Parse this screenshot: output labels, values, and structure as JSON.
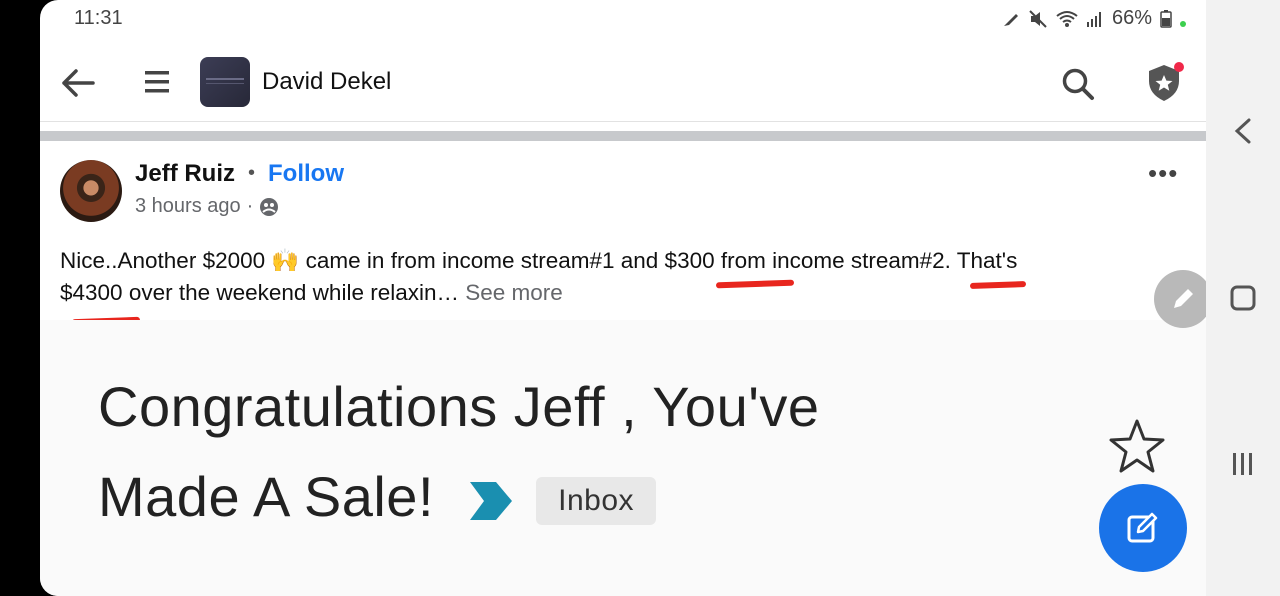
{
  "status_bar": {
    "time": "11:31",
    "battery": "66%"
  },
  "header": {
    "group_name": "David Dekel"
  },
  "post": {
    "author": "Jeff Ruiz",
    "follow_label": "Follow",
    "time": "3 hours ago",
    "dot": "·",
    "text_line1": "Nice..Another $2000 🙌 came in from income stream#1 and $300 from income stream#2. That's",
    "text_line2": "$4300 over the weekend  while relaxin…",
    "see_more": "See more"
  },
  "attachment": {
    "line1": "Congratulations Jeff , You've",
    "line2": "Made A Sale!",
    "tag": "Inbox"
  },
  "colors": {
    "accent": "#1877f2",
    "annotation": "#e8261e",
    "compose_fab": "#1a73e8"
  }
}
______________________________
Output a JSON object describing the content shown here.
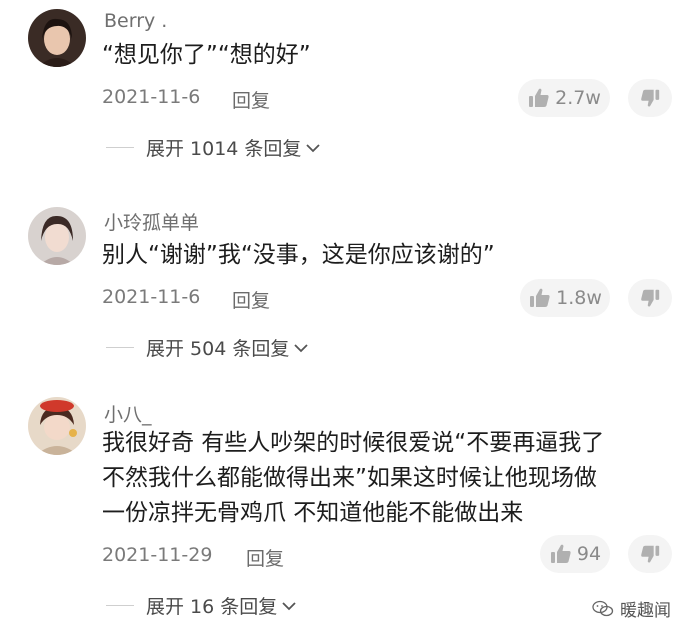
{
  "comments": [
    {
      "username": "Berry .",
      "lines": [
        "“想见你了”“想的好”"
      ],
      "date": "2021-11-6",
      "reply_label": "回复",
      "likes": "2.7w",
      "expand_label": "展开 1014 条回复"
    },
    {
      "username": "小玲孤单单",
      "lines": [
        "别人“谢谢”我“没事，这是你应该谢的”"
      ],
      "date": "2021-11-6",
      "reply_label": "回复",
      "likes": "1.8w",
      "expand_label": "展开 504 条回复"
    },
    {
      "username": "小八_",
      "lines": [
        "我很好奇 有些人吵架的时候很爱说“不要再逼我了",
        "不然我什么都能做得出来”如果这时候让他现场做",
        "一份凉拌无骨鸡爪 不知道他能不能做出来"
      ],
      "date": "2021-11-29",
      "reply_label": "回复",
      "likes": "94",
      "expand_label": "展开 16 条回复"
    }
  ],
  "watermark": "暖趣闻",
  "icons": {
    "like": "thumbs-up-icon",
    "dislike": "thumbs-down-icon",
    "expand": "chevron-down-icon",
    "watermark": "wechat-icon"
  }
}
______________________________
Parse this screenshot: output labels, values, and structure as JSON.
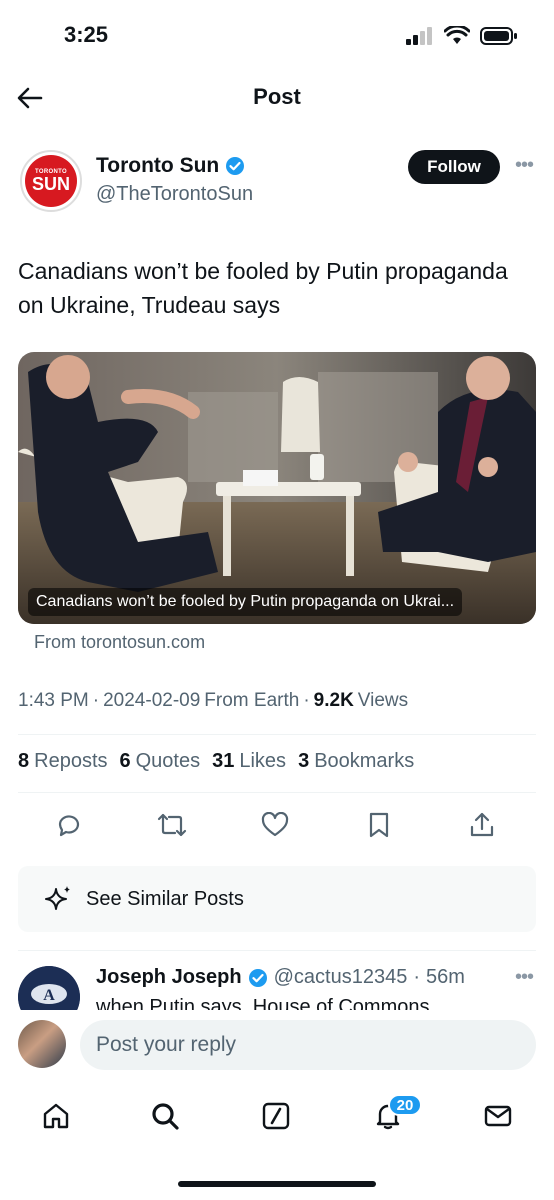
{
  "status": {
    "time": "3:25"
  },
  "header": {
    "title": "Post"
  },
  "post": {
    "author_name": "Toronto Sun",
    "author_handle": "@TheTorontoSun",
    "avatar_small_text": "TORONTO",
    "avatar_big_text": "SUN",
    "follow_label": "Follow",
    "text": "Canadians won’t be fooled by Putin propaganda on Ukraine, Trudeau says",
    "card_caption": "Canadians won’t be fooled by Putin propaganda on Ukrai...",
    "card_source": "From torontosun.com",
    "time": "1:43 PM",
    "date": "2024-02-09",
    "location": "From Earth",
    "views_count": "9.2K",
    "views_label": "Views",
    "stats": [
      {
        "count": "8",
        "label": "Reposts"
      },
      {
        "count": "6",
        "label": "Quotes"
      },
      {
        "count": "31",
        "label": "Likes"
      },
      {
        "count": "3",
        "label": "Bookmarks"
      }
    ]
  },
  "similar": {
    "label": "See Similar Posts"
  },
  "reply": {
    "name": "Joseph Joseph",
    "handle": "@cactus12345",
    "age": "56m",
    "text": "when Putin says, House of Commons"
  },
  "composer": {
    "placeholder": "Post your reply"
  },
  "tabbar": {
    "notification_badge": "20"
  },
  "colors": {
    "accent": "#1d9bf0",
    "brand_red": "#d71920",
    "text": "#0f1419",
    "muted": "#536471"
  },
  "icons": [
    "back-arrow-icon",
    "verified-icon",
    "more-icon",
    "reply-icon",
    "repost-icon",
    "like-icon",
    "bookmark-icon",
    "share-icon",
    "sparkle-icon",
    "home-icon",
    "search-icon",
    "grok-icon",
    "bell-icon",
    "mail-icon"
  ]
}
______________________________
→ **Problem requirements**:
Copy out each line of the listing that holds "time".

→ **Solution**:
    "time": "11:31",
    "time": "3 hours ago",
    "time": "3:25"
    "time": "1:43 PM",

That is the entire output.